- High conviction: 40 to 50 holdings.
- Income: Harnessing the power of dividends for long term returns.
- Quality: Invested in profitable companies with a business model that can be sustained
- Repeatable process: A clear, robust and repeatable investment process
- Discipline: Employing consistent practises in stock picking and portfolio construction
- Long term: Looking at a company’s value on a 3 to 5 year time horizon frequently provides opportunities relative to the market price.
- A best ideas portfolio where every stock is there to deliver both income and capital growth.
- Quality companies are defined as having a good return on capital, a maintainable dividend and a business model that can be sustained
- One of the great things about income investing is its natural valuation discipline. We buy companies which are attractively priced, relative to their potential dividend income, and we sell them before they get too expensive.

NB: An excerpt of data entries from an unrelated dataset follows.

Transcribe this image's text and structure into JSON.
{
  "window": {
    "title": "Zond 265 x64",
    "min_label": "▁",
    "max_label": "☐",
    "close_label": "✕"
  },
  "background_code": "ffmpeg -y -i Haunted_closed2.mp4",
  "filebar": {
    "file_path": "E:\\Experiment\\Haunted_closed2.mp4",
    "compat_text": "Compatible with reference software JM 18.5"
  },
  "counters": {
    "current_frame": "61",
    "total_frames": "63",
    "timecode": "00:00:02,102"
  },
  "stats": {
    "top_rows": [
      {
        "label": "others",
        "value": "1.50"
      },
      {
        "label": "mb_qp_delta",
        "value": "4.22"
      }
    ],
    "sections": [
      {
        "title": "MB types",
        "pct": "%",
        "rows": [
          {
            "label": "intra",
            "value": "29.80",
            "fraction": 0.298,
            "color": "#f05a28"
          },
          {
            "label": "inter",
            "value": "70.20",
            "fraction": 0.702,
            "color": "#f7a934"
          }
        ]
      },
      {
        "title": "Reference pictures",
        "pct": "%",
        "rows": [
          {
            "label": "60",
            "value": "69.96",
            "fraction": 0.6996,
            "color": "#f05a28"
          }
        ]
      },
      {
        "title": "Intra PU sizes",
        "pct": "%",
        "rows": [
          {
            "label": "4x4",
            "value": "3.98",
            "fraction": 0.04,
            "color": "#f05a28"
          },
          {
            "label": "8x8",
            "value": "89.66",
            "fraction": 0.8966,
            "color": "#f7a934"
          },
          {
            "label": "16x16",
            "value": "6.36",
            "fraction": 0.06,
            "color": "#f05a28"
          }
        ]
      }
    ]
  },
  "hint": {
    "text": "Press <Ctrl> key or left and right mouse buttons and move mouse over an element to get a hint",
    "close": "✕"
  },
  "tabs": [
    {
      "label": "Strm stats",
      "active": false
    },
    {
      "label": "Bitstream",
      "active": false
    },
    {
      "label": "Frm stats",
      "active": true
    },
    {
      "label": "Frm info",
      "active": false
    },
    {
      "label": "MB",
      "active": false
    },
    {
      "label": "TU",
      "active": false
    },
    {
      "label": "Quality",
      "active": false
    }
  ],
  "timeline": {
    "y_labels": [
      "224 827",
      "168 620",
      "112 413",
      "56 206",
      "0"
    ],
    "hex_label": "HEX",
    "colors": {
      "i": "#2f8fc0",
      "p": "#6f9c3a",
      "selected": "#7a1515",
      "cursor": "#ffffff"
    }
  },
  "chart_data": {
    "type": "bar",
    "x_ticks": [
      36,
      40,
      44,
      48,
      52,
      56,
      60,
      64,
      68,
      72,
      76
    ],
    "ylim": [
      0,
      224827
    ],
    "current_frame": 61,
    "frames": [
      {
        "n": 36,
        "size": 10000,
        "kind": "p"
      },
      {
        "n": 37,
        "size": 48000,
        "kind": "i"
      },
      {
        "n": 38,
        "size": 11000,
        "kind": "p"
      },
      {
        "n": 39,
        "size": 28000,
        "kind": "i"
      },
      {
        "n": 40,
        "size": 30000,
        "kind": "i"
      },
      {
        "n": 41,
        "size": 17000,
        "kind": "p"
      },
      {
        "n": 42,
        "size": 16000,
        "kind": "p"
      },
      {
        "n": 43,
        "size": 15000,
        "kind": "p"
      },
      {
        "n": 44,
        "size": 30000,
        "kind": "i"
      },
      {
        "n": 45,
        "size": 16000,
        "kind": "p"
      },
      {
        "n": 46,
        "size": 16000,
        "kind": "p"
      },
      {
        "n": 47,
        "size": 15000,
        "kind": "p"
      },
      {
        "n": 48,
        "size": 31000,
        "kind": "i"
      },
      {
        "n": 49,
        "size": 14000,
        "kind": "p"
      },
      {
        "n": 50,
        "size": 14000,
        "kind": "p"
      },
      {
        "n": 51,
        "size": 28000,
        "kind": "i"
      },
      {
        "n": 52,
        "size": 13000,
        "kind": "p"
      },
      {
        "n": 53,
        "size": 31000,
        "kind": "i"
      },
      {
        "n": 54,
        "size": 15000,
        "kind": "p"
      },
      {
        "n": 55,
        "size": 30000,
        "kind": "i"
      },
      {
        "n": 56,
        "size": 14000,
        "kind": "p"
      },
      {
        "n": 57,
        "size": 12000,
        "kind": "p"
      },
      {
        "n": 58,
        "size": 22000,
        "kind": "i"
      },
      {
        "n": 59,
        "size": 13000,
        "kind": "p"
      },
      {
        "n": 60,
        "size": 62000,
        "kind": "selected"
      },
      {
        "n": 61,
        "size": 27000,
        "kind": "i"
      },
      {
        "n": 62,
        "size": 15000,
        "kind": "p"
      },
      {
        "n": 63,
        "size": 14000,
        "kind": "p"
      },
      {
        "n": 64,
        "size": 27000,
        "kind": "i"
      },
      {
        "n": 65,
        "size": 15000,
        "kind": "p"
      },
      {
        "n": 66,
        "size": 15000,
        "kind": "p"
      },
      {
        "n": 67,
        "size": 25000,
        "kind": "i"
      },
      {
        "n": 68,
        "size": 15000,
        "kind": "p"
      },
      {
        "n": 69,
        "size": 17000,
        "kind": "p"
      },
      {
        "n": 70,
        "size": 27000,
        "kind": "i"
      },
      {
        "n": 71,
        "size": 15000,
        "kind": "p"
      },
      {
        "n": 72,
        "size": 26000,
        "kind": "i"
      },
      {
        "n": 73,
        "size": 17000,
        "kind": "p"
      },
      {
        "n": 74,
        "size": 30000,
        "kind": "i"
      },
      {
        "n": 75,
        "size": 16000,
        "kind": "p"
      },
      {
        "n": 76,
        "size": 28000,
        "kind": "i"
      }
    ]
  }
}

- Looking at a company’s value on a 3 to 5 year time horizon frequently provides us with opportunities relative to the market price.
- We place significant emphasis on analysing the downside potential of each stock to help avoid avoiding losing money on our holdings; a key part of making money for investors
- A number of simple disciplines are used in both stock selection and portfolio construction to enhance decision making and deliver transparency to investors.
The objective of the fund is to provide an income together with capital growth over the long term, being five years or more. Five years is also the minimum recommended term for holding shares in this fund. This does not mean that the fund will achieve the objective over this, or any other, specific time period and there is a risk of loss to the original capital invested. The income will be paid twice a year, by dividend distributions.
Share class – 7 Jul 1976
Interim – 31 Oct
All types of investment carry a degree of risk. It is possible you could lose some, or all, of the money you invest. The level of risk varies depending on the type of investment.
Typically, you are less likely to lose money over the long term from an investment that is considered low risk, although potential returns may also be lower. Investments considered higher risk typically offer greater opportunities for better long-term returns, though the risk of losing money is also likely to be higher.
When you invest, it is important that you understand the risk to your money and are comfortable with that level of risk. If you are unsure, we would recommend that you consult a financial adviser.
Past performance of a fund is not an indication of how it will perform in the future. The share price of funds, therefore the value of your investment in the funds, and any income from them, can go down as well as up, and you could get back less than you invested.
The value of your investment might not keep up with any rise in the cost of living.
You could lose money if financial markets fall.
There is no guarantee that the investment objective of the fund will be achieved.
The levels of taxation that apply to income or capital gains from the fund, including any tax relief that may be available, will depend on your personal tax situation.
Funds with similar objectives may not perform in the same way as they are likely to have different holdings.
Fund performance will be affected by investment decisions made by the fund manager.
Some of the main specific risks of investing in this fund are summarised here. Further detail is available in the prospectus for the fund.
Equities (shares) can experience high levels of price fluctuation.
Funds that have a strong focus on a particular country or region can carry a higher risk than funds with a more diversified portfolio.
Higher inflation can lead to some investments falling in value, particularly those with a fixed level of interest, for example government bonds and corporate bonds.
Investments are often in large-scale projects whose profitability can be affected by supply problems or rising prices for raw materials or natural resources. Changes in the wider economy and government regulation can also have a significant influence.
Changes in central bank interest rates can affect all types of assets, in particular, securities such as government bonds and corporate bonds that generally offer a fixed level of interest. If interest rates go up, the value of a bond may fall, and vice versa.
Legal and tax
The income or capital gains from investments can sometimes be affected by changes in legal and tax regulations or how these rules are applied.
In some instances, for example, when market conditions generally are difficult, holdings in a fund may be difficult to sell and buy at the desired price. The fund value could fall as a result.
Processes, systems and controls around your investment might fail. The more complex or unusual the investments that the fund holds, the more likely this is to happen. For example, developing markets may have less reliable systems or lower standards of governance than more developed markets.
Property and Real Estate Investment Trusts
Property values can rise and fall sharply depending on the strength of a country’s economy.